* **RAW DATA**
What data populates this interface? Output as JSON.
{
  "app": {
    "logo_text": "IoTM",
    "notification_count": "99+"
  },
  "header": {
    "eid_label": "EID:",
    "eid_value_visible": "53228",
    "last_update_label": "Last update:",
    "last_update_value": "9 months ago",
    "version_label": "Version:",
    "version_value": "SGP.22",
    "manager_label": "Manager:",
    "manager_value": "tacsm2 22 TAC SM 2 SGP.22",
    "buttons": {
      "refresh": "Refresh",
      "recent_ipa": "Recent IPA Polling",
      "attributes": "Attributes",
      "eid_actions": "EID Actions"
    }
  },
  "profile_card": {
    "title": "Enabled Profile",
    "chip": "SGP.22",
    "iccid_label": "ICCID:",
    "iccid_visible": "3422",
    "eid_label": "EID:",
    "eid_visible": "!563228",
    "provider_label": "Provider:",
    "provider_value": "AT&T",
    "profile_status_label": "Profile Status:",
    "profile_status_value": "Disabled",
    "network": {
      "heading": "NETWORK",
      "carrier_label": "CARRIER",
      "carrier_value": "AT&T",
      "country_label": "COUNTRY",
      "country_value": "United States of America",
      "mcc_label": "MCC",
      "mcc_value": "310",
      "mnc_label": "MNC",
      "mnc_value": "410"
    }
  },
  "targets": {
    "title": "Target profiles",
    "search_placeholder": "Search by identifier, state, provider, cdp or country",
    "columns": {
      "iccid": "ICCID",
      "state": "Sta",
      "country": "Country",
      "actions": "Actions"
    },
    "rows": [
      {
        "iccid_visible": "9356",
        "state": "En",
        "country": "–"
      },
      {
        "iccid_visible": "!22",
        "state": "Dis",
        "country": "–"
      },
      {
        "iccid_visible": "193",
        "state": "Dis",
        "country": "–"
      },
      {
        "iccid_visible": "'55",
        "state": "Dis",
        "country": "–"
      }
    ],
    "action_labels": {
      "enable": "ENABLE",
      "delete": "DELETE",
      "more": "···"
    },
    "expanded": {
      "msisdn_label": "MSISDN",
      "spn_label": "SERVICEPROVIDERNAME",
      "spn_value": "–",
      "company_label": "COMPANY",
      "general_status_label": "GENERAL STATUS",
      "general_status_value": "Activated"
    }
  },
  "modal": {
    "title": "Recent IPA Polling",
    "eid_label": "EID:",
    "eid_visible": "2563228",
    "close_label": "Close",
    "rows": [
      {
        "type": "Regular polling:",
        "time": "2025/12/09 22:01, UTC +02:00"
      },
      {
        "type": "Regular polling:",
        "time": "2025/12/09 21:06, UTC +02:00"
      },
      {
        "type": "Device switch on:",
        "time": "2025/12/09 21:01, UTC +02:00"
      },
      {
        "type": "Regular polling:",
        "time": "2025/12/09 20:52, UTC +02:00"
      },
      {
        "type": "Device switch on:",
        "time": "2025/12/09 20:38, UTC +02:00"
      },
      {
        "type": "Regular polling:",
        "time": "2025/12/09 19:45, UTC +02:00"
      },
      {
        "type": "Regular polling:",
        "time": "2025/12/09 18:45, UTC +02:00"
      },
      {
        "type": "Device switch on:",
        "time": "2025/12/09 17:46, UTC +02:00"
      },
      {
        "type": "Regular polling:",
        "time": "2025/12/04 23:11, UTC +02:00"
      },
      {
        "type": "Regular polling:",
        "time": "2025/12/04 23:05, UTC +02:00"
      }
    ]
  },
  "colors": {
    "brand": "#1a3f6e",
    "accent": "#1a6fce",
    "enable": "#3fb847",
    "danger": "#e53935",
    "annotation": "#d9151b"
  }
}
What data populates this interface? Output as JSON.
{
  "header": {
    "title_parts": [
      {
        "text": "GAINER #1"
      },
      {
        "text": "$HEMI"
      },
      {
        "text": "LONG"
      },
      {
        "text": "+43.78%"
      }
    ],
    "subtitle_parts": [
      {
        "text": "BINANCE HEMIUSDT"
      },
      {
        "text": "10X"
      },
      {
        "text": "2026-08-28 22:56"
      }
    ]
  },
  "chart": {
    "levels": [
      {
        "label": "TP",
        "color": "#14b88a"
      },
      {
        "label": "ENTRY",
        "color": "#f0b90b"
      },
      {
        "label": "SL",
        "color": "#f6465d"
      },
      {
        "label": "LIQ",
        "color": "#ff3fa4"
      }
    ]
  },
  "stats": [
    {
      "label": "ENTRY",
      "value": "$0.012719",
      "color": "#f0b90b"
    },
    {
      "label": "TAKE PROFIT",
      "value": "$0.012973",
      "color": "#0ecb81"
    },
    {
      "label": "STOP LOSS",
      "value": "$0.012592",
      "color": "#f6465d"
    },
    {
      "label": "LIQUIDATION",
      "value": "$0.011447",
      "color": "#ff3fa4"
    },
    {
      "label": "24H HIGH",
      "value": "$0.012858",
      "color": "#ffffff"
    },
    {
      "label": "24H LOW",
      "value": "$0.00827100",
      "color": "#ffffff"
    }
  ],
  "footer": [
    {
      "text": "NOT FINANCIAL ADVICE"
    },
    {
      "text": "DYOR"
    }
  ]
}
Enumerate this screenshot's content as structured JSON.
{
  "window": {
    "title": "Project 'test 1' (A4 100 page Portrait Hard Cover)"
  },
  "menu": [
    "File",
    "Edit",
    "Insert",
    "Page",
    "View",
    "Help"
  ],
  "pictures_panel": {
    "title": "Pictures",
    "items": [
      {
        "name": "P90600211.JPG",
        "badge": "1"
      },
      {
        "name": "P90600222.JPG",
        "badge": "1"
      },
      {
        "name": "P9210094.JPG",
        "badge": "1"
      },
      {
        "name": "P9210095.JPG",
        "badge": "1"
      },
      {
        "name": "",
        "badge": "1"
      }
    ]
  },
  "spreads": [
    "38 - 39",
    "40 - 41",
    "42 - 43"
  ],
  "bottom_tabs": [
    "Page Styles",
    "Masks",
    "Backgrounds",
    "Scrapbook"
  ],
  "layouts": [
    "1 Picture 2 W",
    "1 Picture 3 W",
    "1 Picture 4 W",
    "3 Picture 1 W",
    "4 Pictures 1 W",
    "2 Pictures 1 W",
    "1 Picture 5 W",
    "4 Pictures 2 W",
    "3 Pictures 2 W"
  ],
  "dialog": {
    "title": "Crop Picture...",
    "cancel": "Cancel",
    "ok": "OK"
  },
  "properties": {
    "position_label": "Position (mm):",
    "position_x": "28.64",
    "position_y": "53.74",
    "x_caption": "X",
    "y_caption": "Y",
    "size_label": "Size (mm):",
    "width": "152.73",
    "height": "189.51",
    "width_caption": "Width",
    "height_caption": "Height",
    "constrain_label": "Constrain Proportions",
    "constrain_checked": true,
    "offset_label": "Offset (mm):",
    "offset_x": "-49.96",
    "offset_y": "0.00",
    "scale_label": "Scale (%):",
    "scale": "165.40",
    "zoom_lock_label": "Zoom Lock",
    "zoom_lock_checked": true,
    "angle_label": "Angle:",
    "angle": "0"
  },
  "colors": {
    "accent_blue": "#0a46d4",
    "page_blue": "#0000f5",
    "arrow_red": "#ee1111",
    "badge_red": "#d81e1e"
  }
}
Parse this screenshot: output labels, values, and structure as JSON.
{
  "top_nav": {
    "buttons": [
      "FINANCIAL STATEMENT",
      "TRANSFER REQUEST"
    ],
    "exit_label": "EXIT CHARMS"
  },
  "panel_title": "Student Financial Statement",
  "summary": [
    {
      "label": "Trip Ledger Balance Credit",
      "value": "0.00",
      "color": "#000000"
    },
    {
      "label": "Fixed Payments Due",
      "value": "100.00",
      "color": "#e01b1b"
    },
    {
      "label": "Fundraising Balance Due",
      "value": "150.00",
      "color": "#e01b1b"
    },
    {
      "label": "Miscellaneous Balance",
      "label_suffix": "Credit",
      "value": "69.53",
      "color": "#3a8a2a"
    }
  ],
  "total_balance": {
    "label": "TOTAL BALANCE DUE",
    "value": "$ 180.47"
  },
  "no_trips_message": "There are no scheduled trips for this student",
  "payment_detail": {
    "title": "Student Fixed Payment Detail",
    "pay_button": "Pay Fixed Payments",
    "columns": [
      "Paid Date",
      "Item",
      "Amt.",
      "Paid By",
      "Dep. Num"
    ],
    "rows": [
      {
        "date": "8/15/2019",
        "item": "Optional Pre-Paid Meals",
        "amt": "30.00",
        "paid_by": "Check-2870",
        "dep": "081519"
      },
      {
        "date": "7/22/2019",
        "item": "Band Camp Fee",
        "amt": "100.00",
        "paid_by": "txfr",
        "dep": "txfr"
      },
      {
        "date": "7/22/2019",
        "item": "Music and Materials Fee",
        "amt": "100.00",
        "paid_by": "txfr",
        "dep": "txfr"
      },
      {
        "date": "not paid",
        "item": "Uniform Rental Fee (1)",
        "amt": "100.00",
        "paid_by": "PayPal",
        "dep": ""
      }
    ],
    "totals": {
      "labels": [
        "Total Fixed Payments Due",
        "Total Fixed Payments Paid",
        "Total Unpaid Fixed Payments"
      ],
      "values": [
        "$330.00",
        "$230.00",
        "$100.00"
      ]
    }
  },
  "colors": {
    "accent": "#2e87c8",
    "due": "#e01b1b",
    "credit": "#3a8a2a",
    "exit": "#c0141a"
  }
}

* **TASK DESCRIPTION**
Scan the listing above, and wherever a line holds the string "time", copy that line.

* **WRITTEN SOLUTION**
        "time": "2025/12/09 22:01, UTC +02:00"
        "time": "2025/12/09 21:06, UTC +02:00"
        "time": "2025/12/09 21:01, UTC +02:00"
        "time": "2025/12/09 20:52, UTC +02:00"
        "time": "2025/12/09 20:38, UTC +02:00"
        "time": "2025/12/09 19:45, UTC +02:00"
        "time": "2025/12/09 18:45, UTC +02:00"
        "time": "2025/12/09 17:46, UTC +02:00"
        "time": "2025/12/04 23:11, UTC +02:00"
        "time": "2025/12/04 23:05, UTC +02:00"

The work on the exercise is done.